Strategic SisterhoodThe National Council of Negro Women in the Black Freedom Struggle$
Users without a subscription are not able to see the full content.

Rebecca Tuuri

Print publication date: 2018

Print ISBN-13: 9781469638904

Published to North Carolina Scholarship Online: January 2019

DOI: 10.5149/northcarolina/9781469638904.001.0001

Show Summary Details
Page of

PRINTED FROM UNIVERSITY OF NORTH CAROLINA PRESS SCHOLARSHIP ONLINE (www.northcarolina.universitypressscholarship.com). (c) Copyright University of North Carolina Press, 2021. All Rights Reserved. An individual user may print out a PDF of a single chapter of a monograph in NCSO for personal use.date: 30 July 2021

Conclusion

Conclusion

Chapter:
(p.203) Conclusion
Source:
Strategic Sisterhood
Author(s):

Rebecca Tuuri

Publisher:
University of North Carolina Press
DOI:10.5149/northcarolina/9781469638904.003.0010

This conclusion offers a brief overview of the National Council of Negro women (NCNW) from 1980 to the present, looking especially at its changes during the Regan era. After Ronald Regan's election, the NCNW lost a significant proportion of its federal grant funding. NCNW then began to build connections with private businesses through its network of professional black women. One example of this was that in 1986 the NCNW created the Black Family Reunion with significant support from Procter and Gamble. As government funding dried up, NCNW turned inward and began to focus again on broadening opportunities for professional and elite women. Today, NCNW continues to ensure that black women be given educational, political, and economic opportunities and serve in leadership positions in mainstream America.

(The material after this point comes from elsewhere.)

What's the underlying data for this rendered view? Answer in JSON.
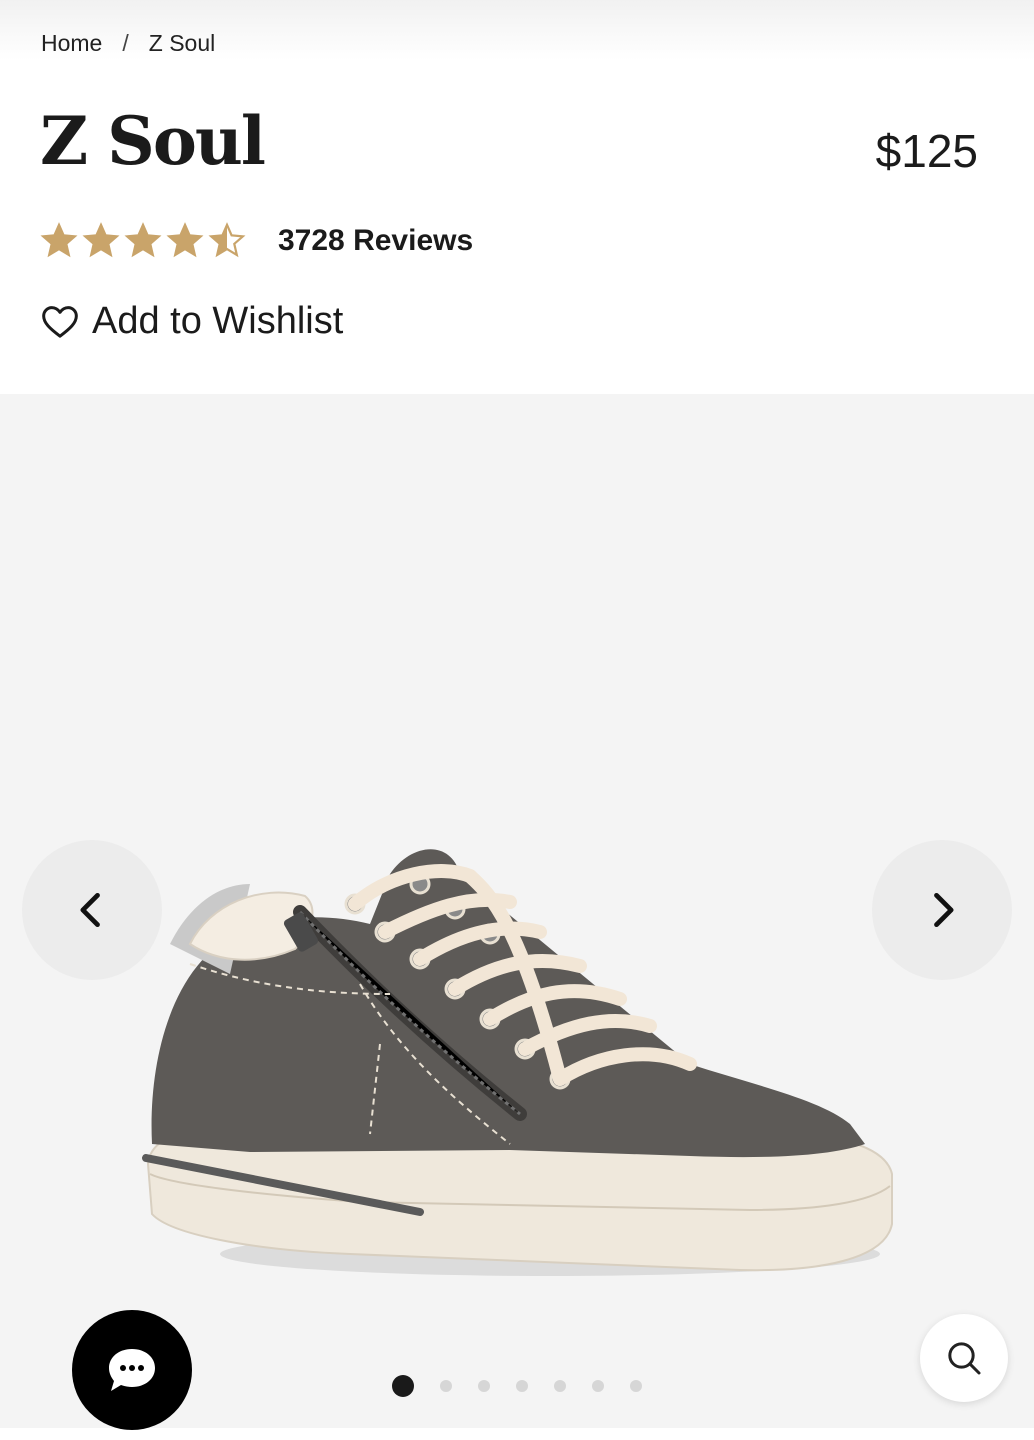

Keywords:   National Council of Negro Women, NCNW, NCNW Headquarters, Dorothy Height, Black Family Reunion, The Vanishing Black Family, Procter and Gamble, Reagan era

North Carolina Scholarship Online requires a subscription or purchase to access the full text of books within the service. Public users can however freely search the site and view the abstracts and keywords for each book and chapter.

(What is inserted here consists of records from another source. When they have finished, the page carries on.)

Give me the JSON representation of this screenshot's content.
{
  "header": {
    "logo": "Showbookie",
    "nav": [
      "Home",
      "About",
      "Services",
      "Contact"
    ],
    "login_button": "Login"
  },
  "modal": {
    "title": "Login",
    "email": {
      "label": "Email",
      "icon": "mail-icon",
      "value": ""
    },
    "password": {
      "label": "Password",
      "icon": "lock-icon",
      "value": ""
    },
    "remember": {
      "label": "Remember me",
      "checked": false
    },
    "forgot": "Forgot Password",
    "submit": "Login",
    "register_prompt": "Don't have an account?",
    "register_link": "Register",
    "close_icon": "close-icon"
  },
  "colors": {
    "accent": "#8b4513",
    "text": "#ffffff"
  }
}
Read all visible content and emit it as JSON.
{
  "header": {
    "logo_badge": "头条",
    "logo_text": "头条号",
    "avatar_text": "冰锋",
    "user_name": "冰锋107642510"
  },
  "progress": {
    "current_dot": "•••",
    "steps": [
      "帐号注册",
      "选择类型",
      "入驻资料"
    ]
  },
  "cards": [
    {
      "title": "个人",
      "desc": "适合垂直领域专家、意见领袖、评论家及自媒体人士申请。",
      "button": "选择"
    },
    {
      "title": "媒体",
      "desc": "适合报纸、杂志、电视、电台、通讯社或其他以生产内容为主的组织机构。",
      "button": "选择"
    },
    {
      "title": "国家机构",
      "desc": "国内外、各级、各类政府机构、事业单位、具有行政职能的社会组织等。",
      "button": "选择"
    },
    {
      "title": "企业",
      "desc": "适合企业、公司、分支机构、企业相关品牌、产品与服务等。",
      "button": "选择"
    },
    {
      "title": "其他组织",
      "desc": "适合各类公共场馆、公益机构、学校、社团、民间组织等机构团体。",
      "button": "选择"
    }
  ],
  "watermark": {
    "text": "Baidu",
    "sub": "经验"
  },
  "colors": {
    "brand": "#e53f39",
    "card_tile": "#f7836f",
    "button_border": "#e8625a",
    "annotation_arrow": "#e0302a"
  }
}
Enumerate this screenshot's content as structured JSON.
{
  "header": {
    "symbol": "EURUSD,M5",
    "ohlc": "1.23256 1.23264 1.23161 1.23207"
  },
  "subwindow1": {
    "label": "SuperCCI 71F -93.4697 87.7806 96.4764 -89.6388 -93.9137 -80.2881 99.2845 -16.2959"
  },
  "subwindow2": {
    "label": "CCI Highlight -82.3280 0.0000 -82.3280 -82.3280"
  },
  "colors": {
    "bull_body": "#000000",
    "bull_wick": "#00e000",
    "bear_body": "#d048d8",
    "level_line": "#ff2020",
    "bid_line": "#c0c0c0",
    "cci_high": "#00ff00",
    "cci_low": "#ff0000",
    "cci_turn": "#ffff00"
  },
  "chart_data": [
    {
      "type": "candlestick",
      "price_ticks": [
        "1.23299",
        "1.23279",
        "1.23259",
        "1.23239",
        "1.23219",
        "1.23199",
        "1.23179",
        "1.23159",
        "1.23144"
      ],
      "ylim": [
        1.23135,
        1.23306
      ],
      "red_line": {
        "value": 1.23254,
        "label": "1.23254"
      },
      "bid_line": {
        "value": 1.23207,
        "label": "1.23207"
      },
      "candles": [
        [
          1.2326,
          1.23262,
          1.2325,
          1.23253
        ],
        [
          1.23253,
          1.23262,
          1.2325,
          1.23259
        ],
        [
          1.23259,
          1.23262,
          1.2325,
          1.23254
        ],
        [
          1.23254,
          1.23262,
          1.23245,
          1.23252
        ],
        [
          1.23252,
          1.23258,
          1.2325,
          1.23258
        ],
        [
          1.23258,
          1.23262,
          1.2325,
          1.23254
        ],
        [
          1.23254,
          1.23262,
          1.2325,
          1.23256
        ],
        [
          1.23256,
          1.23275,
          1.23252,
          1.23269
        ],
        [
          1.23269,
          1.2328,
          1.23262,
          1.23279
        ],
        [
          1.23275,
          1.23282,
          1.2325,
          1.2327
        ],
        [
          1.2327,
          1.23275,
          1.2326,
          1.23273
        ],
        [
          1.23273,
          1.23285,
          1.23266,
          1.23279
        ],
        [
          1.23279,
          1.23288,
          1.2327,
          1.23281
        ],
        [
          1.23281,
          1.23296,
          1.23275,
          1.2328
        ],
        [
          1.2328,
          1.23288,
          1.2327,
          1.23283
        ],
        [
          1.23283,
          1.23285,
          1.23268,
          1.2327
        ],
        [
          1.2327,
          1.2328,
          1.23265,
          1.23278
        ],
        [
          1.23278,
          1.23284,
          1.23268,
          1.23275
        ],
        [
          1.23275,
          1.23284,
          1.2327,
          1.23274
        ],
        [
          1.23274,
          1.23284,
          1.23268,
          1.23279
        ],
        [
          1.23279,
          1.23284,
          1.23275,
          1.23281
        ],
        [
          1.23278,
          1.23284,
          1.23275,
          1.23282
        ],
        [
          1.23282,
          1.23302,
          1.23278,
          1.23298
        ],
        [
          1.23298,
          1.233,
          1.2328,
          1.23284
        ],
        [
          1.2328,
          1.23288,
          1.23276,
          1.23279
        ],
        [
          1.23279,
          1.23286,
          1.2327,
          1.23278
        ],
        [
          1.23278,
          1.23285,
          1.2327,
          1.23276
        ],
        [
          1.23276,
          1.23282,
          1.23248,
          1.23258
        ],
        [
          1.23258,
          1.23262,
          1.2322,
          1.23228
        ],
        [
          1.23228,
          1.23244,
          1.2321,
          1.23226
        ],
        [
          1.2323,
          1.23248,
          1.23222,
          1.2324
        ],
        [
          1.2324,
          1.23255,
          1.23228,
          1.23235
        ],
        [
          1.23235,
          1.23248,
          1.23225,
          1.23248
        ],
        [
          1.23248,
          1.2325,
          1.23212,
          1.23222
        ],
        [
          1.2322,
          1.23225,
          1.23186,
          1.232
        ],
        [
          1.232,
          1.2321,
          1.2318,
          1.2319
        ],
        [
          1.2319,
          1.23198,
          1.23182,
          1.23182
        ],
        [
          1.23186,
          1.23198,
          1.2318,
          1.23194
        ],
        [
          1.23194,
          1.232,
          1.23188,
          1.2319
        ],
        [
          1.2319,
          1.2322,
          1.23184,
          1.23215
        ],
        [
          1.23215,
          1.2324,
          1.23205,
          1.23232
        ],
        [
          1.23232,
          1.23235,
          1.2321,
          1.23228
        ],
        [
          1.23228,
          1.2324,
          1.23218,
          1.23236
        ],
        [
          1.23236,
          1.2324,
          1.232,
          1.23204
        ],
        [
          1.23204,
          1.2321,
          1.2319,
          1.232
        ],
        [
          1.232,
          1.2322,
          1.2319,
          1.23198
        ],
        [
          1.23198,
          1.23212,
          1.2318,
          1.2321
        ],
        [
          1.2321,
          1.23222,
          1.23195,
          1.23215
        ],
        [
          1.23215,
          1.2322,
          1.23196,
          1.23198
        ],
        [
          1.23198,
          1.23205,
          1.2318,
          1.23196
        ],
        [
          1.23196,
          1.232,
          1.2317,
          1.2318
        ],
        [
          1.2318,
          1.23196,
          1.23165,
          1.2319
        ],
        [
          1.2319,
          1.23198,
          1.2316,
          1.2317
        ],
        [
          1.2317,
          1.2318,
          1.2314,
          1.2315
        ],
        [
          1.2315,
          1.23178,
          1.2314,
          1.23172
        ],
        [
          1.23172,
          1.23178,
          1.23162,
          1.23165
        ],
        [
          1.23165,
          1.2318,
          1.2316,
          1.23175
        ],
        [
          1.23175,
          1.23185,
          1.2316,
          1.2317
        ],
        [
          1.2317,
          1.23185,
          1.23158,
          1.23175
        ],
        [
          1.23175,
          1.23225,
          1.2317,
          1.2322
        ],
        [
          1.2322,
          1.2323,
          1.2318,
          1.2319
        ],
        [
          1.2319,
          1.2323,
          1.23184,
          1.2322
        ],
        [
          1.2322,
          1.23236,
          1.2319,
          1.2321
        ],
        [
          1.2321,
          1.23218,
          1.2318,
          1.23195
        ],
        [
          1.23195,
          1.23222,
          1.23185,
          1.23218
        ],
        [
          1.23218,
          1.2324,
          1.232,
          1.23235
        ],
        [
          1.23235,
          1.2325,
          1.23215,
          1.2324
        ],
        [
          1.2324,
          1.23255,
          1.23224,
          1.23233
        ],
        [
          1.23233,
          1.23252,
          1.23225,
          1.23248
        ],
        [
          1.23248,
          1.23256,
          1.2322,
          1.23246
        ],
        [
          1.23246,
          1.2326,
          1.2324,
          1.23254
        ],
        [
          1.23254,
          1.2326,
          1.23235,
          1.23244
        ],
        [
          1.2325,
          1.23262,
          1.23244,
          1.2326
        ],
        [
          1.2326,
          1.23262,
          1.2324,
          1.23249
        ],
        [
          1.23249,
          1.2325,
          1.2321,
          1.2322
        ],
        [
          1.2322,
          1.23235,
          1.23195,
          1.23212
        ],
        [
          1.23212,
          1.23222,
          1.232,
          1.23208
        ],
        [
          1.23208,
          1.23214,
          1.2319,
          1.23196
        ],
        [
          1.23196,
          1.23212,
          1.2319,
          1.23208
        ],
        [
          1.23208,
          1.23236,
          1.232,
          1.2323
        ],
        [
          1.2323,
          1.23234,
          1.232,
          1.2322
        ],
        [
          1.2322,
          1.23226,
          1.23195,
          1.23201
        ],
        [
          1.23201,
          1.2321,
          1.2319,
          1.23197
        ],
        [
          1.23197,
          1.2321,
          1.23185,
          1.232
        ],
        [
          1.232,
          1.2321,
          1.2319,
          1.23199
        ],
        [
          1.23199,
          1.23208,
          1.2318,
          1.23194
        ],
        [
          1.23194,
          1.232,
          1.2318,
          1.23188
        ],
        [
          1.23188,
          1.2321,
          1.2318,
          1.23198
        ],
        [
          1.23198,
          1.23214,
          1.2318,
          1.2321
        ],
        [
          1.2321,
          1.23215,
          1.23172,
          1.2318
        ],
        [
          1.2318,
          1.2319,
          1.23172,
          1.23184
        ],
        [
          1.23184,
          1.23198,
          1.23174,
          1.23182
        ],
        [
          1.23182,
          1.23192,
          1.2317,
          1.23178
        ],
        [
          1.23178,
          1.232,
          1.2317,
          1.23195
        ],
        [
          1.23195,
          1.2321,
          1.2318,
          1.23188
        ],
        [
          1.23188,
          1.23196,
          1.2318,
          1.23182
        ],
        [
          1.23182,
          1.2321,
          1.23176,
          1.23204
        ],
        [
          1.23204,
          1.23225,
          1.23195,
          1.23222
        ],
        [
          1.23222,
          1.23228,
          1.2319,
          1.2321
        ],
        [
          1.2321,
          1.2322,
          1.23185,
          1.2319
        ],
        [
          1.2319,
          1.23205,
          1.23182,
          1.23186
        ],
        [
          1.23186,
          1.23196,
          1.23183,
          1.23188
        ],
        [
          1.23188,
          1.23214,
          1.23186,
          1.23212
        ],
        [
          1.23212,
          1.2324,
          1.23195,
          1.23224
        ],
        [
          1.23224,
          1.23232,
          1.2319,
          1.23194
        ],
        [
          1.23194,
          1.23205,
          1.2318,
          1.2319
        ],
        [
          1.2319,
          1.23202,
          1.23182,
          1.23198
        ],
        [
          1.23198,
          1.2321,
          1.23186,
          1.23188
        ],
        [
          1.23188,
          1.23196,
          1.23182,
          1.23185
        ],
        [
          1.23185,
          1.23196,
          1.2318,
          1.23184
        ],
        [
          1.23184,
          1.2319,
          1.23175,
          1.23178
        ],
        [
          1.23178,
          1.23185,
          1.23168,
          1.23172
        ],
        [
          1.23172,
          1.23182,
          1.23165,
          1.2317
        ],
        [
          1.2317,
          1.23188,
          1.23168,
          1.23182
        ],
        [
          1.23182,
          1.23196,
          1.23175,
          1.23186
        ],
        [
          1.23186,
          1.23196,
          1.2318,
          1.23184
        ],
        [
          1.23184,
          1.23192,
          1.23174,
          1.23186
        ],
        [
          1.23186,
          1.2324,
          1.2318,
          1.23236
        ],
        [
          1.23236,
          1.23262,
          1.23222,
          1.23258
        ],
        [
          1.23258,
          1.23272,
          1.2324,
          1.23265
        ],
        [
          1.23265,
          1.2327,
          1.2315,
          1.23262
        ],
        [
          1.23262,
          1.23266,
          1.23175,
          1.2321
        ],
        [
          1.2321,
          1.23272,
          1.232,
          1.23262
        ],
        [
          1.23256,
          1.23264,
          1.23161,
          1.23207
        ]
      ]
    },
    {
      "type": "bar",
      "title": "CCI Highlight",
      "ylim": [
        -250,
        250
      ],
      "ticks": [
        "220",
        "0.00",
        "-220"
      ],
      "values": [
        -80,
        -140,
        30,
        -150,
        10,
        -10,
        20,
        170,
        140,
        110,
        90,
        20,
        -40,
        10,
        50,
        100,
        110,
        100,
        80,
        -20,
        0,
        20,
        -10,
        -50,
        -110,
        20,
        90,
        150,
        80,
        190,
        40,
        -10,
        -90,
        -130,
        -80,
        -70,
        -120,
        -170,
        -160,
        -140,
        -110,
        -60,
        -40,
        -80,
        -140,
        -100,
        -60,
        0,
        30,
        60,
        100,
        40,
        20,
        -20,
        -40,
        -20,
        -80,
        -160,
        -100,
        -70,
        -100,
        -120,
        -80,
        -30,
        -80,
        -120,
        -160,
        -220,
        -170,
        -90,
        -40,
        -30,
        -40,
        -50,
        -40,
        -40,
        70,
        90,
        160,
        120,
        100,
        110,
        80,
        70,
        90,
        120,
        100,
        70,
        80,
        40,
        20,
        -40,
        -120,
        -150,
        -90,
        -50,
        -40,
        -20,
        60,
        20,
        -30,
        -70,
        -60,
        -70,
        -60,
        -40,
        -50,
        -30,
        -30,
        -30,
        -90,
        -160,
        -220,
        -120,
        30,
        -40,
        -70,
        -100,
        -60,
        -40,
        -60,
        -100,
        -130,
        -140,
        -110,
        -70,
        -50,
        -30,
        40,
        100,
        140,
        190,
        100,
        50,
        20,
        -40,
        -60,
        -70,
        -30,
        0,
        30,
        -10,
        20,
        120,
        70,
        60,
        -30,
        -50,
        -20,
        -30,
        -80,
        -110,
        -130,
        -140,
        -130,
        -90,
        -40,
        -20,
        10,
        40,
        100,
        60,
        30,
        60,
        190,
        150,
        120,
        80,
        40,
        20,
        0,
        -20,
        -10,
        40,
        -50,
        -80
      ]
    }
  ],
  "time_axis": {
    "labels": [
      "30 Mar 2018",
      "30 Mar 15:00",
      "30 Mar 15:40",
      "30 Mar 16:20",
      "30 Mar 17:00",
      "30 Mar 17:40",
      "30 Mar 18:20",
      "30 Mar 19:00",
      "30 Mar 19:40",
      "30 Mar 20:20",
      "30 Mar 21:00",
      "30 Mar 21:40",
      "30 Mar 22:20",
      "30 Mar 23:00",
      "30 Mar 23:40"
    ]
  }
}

Please, subscribe or login to access full text content.

If you think you should have access to this title, please contact your librarian.

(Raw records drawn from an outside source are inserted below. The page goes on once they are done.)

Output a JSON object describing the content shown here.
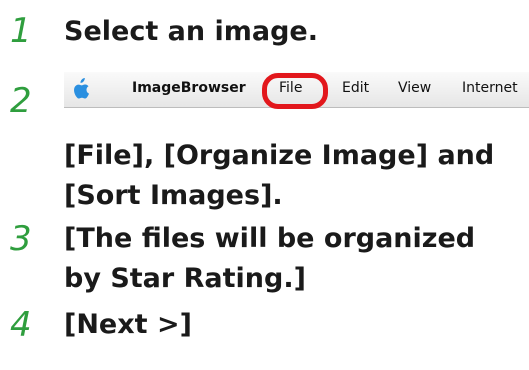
{
  "steps": [
    {
      "number": "1",
      "lines": [
        "Select an image."
      ]
    },
    {
      "number": "2",
      "lines": [
        "[File], [Organize Image] and",
        "[Sort Images]."
      ]
    },
    {
      "number": "3",
      "lines": [
        "[The files will be organized",
        "by Star Rating.]"
      ]
    },
    {
      "number": "4",
      "lines": [
        "[Next >]"
      ]
    }
  ],
  "menubar": {
    "apple_icon": "apple-logo-icon",
    "app_name": "ImageBrowser",
    "items": [
      "File",
      "Edit",
      "View",
      "Internet"
    ],
    "highlighted_item": "File",
    "highlight_color": "#e2171c"
  },
  "accent_color": "#2f9e3e"
}
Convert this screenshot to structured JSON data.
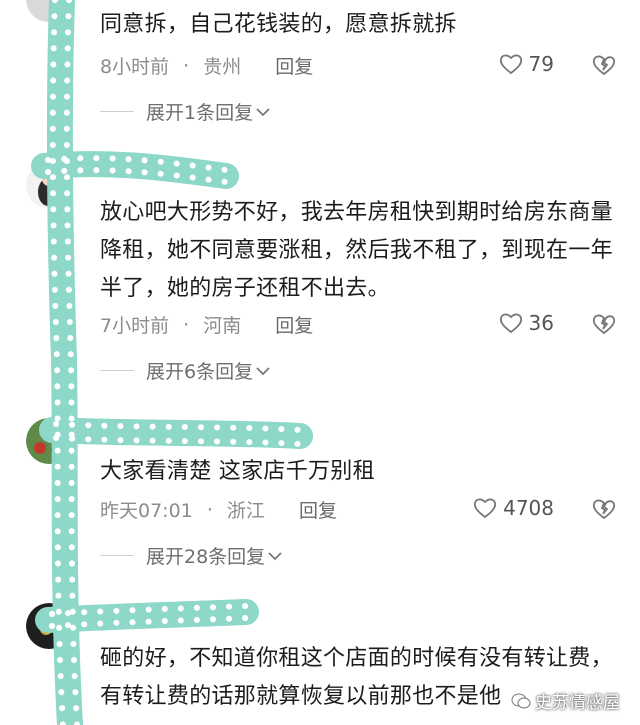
{
  "comments": [
    {
      "text": "同意拆，自己花钱装的，愿意拆就拆",
      "time": "8小时前",
      "location": "贵州",
      "reply_label": "回复",
      "likes": "79",
      "expand_label": "展开1条回复"
    },
    {
      "text": "放心吧大形势不好，我去年房租快到期时给房东商量降租，她不同意要涨租，然后我不租了，到现在一年半了，她的房子还租不出去。",
      "time": "7小时前",
      "location": "河南",
      "reply_label": "回复",
      "likes": "36",
      "expand_label": "展开6条回复"
    },
    {
      "text": "大家看清楚 这家店千万别租",
      "time": "昨天07:01",
      "location": "浙江",
      "reply_label": "回复",
      "likes": "4708",
      "expand_label": "展开28条回复"
    },
    {
      "text": "砸的好，不知道你租这个店面的时候有没有转让费，有转让费的话那就算恢复以前那也不是他"
    }
  ],
  "separator": "·",
  "watermark": "史苏情感屋",
  "colors": {
    "doodle": "#8dd8c8",
    "meta": "#8c8c8c",
    "text": "#1c1c1c"
  }
}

To troubleshoot, please check our FAQs , and if you can't find the answer there, please contact us .